:: Task prompt ::
Count the lines below that include the word "pend" and write that number alone.

======

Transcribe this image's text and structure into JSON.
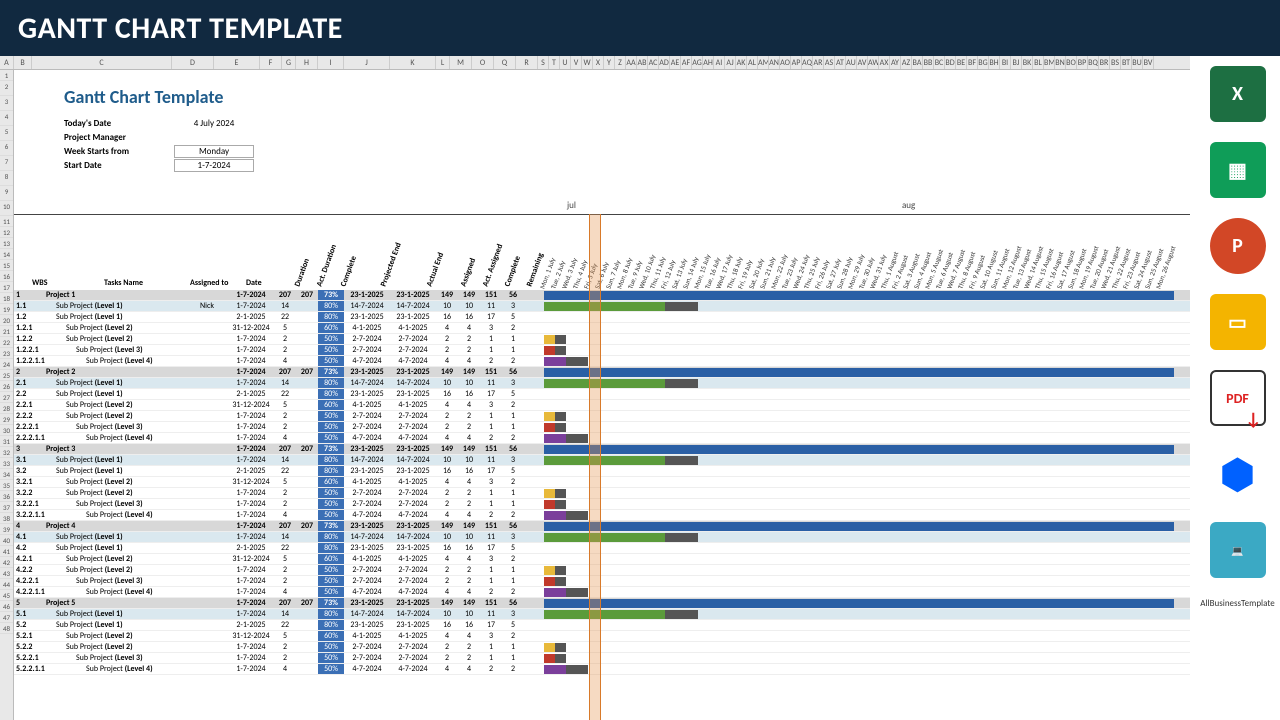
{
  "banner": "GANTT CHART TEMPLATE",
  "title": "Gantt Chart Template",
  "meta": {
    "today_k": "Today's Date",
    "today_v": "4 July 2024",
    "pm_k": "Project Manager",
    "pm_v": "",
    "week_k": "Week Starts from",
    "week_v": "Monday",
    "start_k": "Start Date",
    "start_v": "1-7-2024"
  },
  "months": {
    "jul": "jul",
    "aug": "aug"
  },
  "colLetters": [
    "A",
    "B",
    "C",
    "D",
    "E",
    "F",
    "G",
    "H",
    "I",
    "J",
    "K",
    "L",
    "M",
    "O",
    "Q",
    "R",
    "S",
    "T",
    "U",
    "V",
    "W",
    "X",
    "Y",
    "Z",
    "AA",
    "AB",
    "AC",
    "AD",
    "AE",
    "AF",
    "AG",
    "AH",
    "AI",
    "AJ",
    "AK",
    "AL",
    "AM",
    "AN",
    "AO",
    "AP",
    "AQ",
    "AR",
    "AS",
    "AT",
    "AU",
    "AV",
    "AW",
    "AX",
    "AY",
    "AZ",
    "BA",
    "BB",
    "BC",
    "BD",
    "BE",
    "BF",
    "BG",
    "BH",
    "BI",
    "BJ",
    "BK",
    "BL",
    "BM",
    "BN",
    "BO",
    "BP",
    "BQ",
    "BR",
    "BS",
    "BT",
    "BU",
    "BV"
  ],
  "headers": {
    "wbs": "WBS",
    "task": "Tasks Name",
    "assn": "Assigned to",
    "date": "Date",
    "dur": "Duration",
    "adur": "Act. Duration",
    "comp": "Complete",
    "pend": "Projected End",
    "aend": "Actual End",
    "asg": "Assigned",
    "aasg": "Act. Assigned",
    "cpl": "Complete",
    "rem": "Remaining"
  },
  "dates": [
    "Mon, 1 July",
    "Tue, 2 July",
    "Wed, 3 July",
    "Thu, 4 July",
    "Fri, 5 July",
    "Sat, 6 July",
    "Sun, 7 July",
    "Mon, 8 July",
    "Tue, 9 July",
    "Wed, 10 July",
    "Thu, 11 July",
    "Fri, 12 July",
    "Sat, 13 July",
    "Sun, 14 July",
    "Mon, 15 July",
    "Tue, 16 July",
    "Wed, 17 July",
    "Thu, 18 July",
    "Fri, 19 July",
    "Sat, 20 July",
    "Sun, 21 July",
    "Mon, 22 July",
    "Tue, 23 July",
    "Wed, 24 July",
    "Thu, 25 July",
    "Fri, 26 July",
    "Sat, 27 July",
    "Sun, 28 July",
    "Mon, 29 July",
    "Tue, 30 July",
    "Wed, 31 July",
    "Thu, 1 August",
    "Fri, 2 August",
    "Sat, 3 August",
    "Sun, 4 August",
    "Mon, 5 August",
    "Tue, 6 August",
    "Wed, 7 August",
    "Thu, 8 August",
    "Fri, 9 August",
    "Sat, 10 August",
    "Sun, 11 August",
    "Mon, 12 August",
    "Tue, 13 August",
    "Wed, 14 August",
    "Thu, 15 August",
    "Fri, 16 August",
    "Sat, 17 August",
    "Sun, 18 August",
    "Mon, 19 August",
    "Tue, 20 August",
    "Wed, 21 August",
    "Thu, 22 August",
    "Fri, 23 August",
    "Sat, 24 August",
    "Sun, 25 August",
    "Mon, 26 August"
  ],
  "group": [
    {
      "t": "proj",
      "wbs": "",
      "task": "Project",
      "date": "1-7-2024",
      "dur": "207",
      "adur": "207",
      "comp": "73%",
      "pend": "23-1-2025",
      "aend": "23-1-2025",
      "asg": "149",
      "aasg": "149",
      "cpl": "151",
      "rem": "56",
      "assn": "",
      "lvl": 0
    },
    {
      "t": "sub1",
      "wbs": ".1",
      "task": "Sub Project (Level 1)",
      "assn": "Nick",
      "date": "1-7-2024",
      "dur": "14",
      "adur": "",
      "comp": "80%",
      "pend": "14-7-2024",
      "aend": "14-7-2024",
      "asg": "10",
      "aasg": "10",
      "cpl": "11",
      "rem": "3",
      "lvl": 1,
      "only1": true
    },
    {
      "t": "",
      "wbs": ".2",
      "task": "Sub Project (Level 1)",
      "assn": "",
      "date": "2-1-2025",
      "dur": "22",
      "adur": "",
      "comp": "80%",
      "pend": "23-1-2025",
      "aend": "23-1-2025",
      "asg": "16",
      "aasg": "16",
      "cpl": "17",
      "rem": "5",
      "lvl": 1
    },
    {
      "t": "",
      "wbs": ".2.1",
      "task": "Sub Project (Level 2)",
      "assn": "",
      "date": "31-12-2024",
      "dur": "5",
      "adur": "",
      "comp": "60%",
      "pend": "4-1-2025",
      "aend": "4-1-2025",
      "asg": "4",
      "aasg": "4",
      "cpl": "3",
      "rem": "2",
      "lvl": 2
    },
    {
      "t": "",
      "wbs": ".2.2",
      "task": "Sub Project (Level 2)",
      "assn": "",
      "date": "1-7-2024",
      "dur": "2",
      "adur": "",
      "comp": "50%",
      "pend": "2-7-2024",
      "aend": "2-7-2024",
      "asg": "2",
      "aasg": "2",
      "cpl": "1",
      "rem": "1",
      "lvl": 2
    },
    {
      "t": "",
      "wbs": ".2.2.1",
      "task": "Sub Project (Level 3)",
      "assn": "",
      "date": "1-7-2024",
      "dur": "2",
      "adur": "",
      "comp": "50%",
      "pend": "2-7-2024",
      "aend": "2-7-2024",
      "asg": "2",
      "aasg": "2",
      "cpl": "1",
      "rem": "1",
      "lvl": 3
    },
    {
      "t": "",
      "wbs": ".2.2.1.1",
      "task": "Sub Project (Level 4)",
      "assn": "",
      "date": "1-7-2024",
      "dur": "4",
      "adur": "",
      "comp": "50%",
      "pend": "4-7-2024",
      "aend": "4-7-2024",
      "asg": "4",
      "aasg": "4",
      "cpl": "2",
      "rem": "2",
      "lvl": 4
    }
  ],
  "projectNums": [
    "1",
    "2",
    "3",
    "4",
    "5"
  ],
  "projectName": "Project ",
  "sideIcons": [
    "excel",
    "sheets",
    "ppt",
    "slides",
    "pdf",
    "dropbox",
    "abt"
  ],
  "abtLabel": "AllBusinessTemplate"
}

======

:: Solved problem ::
8